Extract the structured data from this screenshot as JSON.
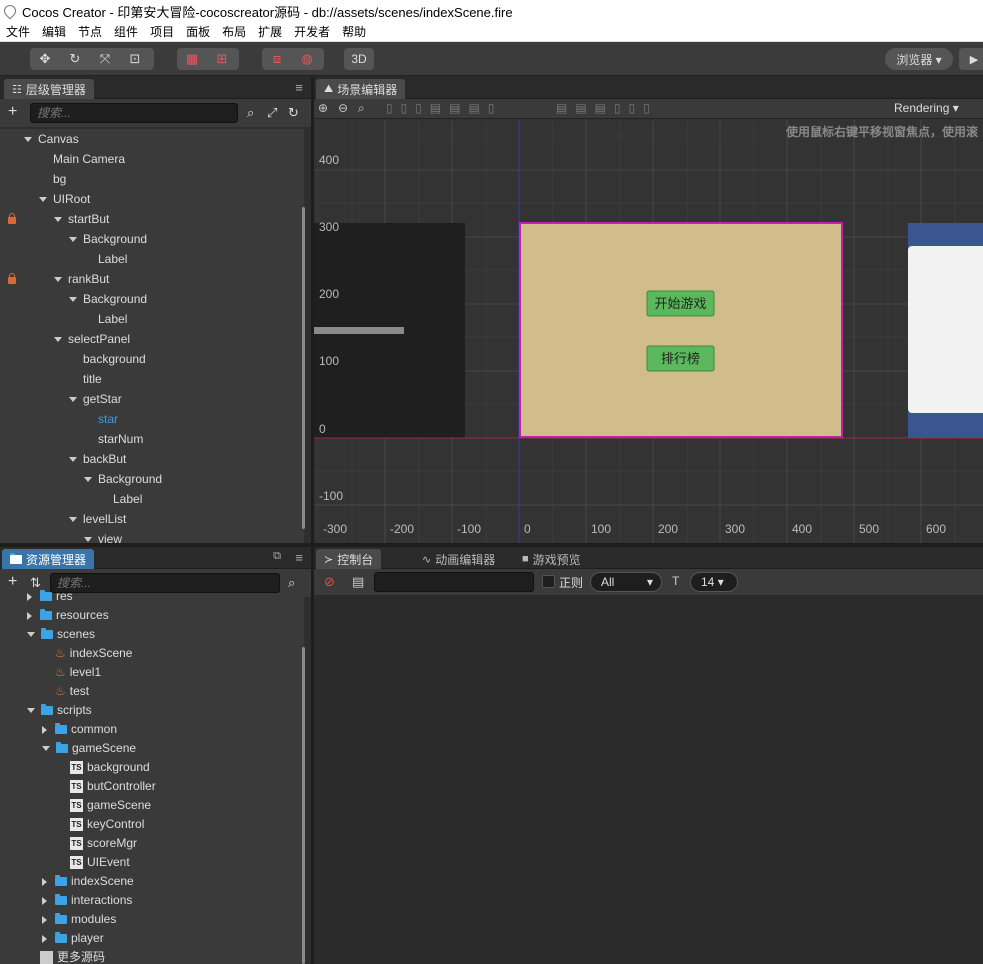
{
  "window": {
    "title": "Cocos Creator - 印第安大冒险-cocoscreator源码 - db://assets/scenes/indexScene.fire"
  },
  "menu": [
    "文件",
    "编辑",
    "节点",
    "组件",
    "项目",
    "面板",
    "布局",
    "扩展",
    "开发者",
    "帮助"
  ],
  "toolbar": {
    "btn_3d": "3D",
    "browser": "浏览器 ▾",
    "play_icon": "▶"
  },
  "hierarchy": {
    "tab": "层级管理器",
    "search_placeholder": "搜索...",
    "nodes": [
      {
        "label": "Canvas",
        "depth": 0,
        "arrow": "down",
        "lock": false,
        "selected": false
      },
      {
        "label": "Main Camera",
        "depth": 1,
        "arrow": "none",
        "lock": false,
        "selected": false
      },
      {
        "label": "bg",
        "depth": 1,
        "arrow": "none",
        "lock": false,
        "selected": false
      },
      {
        "label": "UIRoot",
        "depth": 1,
        "arrow": "down",
        "lock": false,
        "selected": false
      },
      {
        "label": "startBut",
        "depth": 2,
        "arrow": "down",
        "lock": true,
        "selected": false
      },
      {
        "label": "Background",
        "depth": 3,
        "arrow": "down",
        "lock": false,
        "selected": false
      },
      {
        "label": "Label",
        "depth": 4,
        "arrow": "none",
        "lock": false,
        "selected": false
      },
      {
        "label": "rankBut",
        "depth": 2,
        "arrow": "down",
        "lock": true,
        "selected": false
      },
      {
        "label": "Background",
        "depth": 3,
        "arrow": "down",
        "lock": false,
        "selected": false
      },
      {
        "label": "Label",
        "depth": 4,
        "arrow": "none",
        "lock": false,
        "selected": false
      },
      {
        "label": "selectPanel",
        "depth": 2,
        "arrow": "down",
        "lock": false,
        "selected": false
      },
      {
        "label": "background",
        "depth": 3,
        "arrow": "none",
        "lock": false,
        "selected": false
      },
      {
        "label": "title",
        "depth": 3,
        "arrow": "none",
        "lock": false,
        "selected": false
      },
      {
        "label": "getStar",
        "depth": 3,
        "arrow": "down",
        "lock": false,
        "selected": false
      },
      {
        "label": "star",
        "depth": 4,
        "arrow": "none",
        "lock": false,
        "selected": true
      },
      {
        "label": "starNum",
        "depth": 4,
        "arrow": "none",
        "lock": false,
        "selected": false
      },
      {
        "label": "backBut",
        "depth": 3,
        "arrow": "down",
        "lock": false,
        "selected": false
      },
      {
        "label": "Background",
        "depth": 4,
        "arrow": "down",
        "lock": false,
        "selected": false
      },
      {
        "label": "Label",
        "depth": 5,
        "arrow": "none",
        "lock": false,
        "selected": false
      },
      {
        "label": "levelList",
        "depth": 3,
        "arrow": "down",
        "lock": false,
        "selected": false
      },
      {
        "label": "view",
        "depth": 4,
        "arrow": "down",
        "lock": false,
        "selected": false
      }
    ]
  },
  "scene": {
    "tab": "场景编辑器",
    "rendering": "Rendering",
    "hint": "使用鼠标右键平移视窗焦点，使用滚",
    "y_ticks": [
      "400",
      "300",
      "200",
      "100",
      "0",
      "-100"
    ],
    "x_ticks": [
      "-300",
      "-200",
      "-100",
      "0",
      "100",
      "200",
      "300",
      "400",
      "500",
      "600"
    ],
    "buttons": {
      "start": "开始游戏",
      "rank": "排行榜"
    }
  },
  "assets": {
    "tab": "资源管理器",
    "search_placeholder": "搜索...",
    "items": [
      {
        "label": "res",
        "depth": 1,
        "kind": "folder",
        "arrow": "right"
      },
      {
        "label": "resources",
        "depth": 1,
        "kind": "folder",
        "arrow": "right"
      },
      {
        "label": "scenes",
        "depth": 1,
        "kind": "folder",
        "arrow": "down"
      },
      {
        "label": "indexScene",
        "depth": 2,
        "kind": "fire",
        "arrow": "none"
      },
      {
        "label": "level1",
        "depth": 2,
        "kind": "fire",
        "arrow": "none"
      },
      {
        "label": "test",
        "depth": 2,
        "kind": "fire",
        "arrow": "none"
      },
      {
        "label": "scripts",
        "depth": 1,
        "kind": "folder",
        "arrow": "down"
      },
      {
        "label": "common",
        "depth": 2,
        "kind": "folder",
        "arrow": "right"
      },
      {
        "label": "gameScene",
        "depth": 2,
        "kind": "folder",
        "arrow": "down"
      },
      {
        "label": "background",
        "depth": 3,
        "kind": "ts",
        "arrow": "none"
      },
      {
        "label": "butController",
        "depth": 3,
        "kind": "ts",
        "arrow": "none"
      },
      {
        "label": "gameScene",
        "depth": 3,
        "kind": "ts",
        "arrow": "none"
      },
      {
        "label": "keyControl",
        "depth": 3,
        "kind": "ts",
        "arrow": "none"
      },
      {
        "label": "scoreMgr",
        "depth": 3,
        "kind": "ts",
        "arrow": "none"
      },
      {
        "label": "UIEvent",
        "depth": 3,
        "kind": "ts",
        "arrow": "none"
      },
      {
        "label": "indexScene",
        "depth": 2,
        "kind": "folder",
        "arrow": "right"
      },
      {
        "label": "interactions",
        "depth": 2,
        "kind": "folder",
        "arrow": "right"
      },
      {
        "label": "modules",
        "depth": 2,
        "kind": "folder",
        "arrow": "right"
      },
      {
        "label": "player",
        "depth": 2,
        "kind": "folder",
        "arrow": "right"
      },
      {
        "label": "更多源码",
        "depth": 0,
        "kind": "doc",
        "arrow": "none"
      }
    ]
  },
  "console": {
    "tabs": [
      "控制台",
      "动画编辑器",
      "游戏预览"
    ],
    "regex_label": "正则",
    "level": "All",
    "font_size": "14",
    "ts_badge": "TS"
  },
  "colors": {
    "selection": "#3a9de8",
    "scene_panel": "#d1bd8b",
    "scene_border": "#c21fb5",
    "button_green": "#5cb85c"
  }
}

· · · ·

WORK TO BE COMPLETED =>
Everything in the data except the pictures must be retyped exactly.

ANSWER AREA =>
Extract the structured data from this screenshot as JSON.
{
  "window": {
    "title": "Cocos Creator - 印第安大冒险-cocoscreator源码 - db://assets/scenes/indexScene.fire"
  },
  "menu": [
    "文件",
    "编辑",
    "节点",
    "组件",
    "项目",
    "面板",
    "布局",
    "扩展",
    "开发者",
    "帮助"
  ],
  "toolbar": {
    "btn_3d": "3D",
    "browser": "浏览器 ▾",
    "play_icon": "▶"
  },
  "hierarchy": {
    "tab": "层级管理器",
    "search_placeholder": "搜索...",
    "nodes": [
      {
        "label": "Canvas",
        "depth": 0,
        "arrow": "down",
        "lock": false,
        "selected": false
      },
      {
        "label": "Main Camera",
        "depth": 1,
        "arrow": "none",
        "lock": false,
        "selected": false
      },
      {
        "label": "bg",
        "depth": 1,
        "arrow": "none",
        "lock": false,
        "selected": false
      },
      {
        "label": "UIRoot",
        "depth": 1,
        "arrow": "down",
        "lock": false,
        "selected": false
      },
      {
        "label": "startBut",
        "depth": 2,
        "arrow": "down",
        "lock": true,
        "selected": false
      },
      {
        "label": "Background",
        "depth": 3,
        "arrow": "down",
        "lock": false,
        "selected": false
      },
      {
        "label": "Label",
        "depth": 4,
        "arrow": "none",
        "lock": false,
        "selected": false
      },
      {
        "label": "rankBut",
        "depth": 2,
        "arrow": "down",
        "lock": true,
        "selected": false
      },
      {
        "label": "Background",
        "depth": 3,
        "arrow": "down",
        "lock": false,
        "selected": false
      },
      {
        "label": "Label",
        "depth": 4,
        "arrow": "none",
        "lock": false,
        "selected": false
      },
      {
        "label": "selectPanel",
        "depth": 2,
        "arrow": "down",
        "lock": false,
        "selected": false
      },
      {
        "label": "background",
        "depth": 3,
        "arrow": "none",
        "lock": false,
        "selected": false
      },
      {
        "label": "title",
        "depth": 3,
        "arrow": "none",
        "lock": false,
        "selected": false
      },
      {
        "label": "getStar",
        "depth": 3,
        "arrow": "down",
        "lock": false,
        "selected": false
      },
      {
        "label": "star",
        "depth": 4,
        "arrow": "none",
        "lock": false,
        "selected": true
      },
      {
        "label": "starNum",
        "depth": 4,
        "arrow": "none",
        "lock": false,
        "selected": false
      },
      {
        "label": "backBut",
        "depth": 3,
        "arrow": "down",
        "lock": false,
        "selected": false
      },
      {
        "label": "Background",
        "depth": 4,
        "arrow": "down",
        "lock": false,
        "selected": false
      },
      {
        "label": "Label",
        "depth": 5,
        "arrow": "none",
        "lock": false,
        "selected": false
      },
      {
        "label": "levelList",
        "depth": 3,
        "arrow": "down",
        "lock": false,
        "selected": false
      },
      {
        "label": "view",
        "depth": 4,
        "arrow": "down",
        "lock": false,
        "selected": false
      }
    ]
  },
  "scene": {
    "tab": "场景编辑器",
    "rendering": "Rendering",
    "hint": "使用鼠标右键平移视窗焦点，使用滚",
    "y_ticks": [
      "400",
      "300",
      "200",
      "100",
      "0",
      "-100"
    ],
    "x_ticks": [
      "-300",
      "-200",
      "-100",
      "0",
      "100",
      "200",
      "300",
      "400",
      "500",
      "600"
    ],
    "buttons": {
      "start": "开始游戏",
      "rank": "排行榜"
    }
  },
  "assets": {
    "tab": "资源管理器",
    "search_placeholder": "搜索...",
    "items": [
      {
        "label": "res",
        "depth": 1,
        "kind": "folder",
        "arrow": "right"
      },
      {
        "label": "resources",
        "depth": 1,
        "kind": "folder",
        "arrow": "right"
      },
      {
        "label": "scenes",
        "depth": 1,
        "kind": "folder",
        "arrow": "down"
      },
      {
        "label": "indexScene",
        "depth": 2,
        "kind": "fire",
        "arrow": "none"
      },
      {
        "label": "level1",
        "depth": 2,
        "kind": "fire",
        "arrow": "none"
      },
      {
        "label": "test",
        "depth": 2,
        "kind": "fire",
        "arrow": "none"
      },
      {
        "label": "scripts",
        "depth": 1,
        "kind": "folder",
        "arrow": "down"
      },
      {
        "label": "common",
        "depth": 2,
        "kind": "folder",
        "arrow": "right"
      },
      {
        "label": "gameScene",
        "depth": 2,
        "kind": "folder",
        "arrow": "down"
      },
      {
        "label": "background",
        "depth": 3,
        "kind": "ts",
        "arrow": "none"
      },
      {
        "label": "butController",
        "depth": 3,
        "kind": "ts",
        "arrow": "none"
      },
      {
        "label": "gameScene",
        "depth": 3,
        "kind": "ts",
        "arrow": "none"
      },
      {
        "label": "keyControl",
        "depth": 3,
        "kind": "ts",
        "arrow": "none"
      },
      {
        "label": "scoreMgr",
        "depth": 3,
        "kind": "ts",
        "arrow": "none"
      },
      {
        "label": "UIEvent",
        "depth": 3,
        "kind": "ts",
        "arrow": "none"
      },
      {
        "label": "indexScene",
        "depth": 2,
        "kind": "folder",
        "arrow": "right"
      },
      {
        "label": "interactions",
        "depth": 2,
        "kind": "folder",
        "arrow": "right"
      },
      {
        "label": "modules",
        "depth": 2,
        "kind": "folder",
        "arrow": "right"
      },
      {
        "label": "player",
        "depth": 2,
        "kind": "folder",
        "arrow": "right"
      },
      {
        "label": "更多源码",
        "depth": 0,
        "kind": "doc",
        "arrow": "none"
      }
    ]
  },
  "console": {
    "tabs": [
      "控制台",
      "动画编辑器",
      "游戏预览"
    ],
    "regex_label": "正则",
    "level": "All",
    "font_size": "14",
    "ts_badge": "TS"
  },
  "colors": {
    "selection": "#3a9de8",
    "scene_panel": "#d1bd8b",
    "scene_border": "#c21fb5",
    "button_green": "#5cb85c"
  }
}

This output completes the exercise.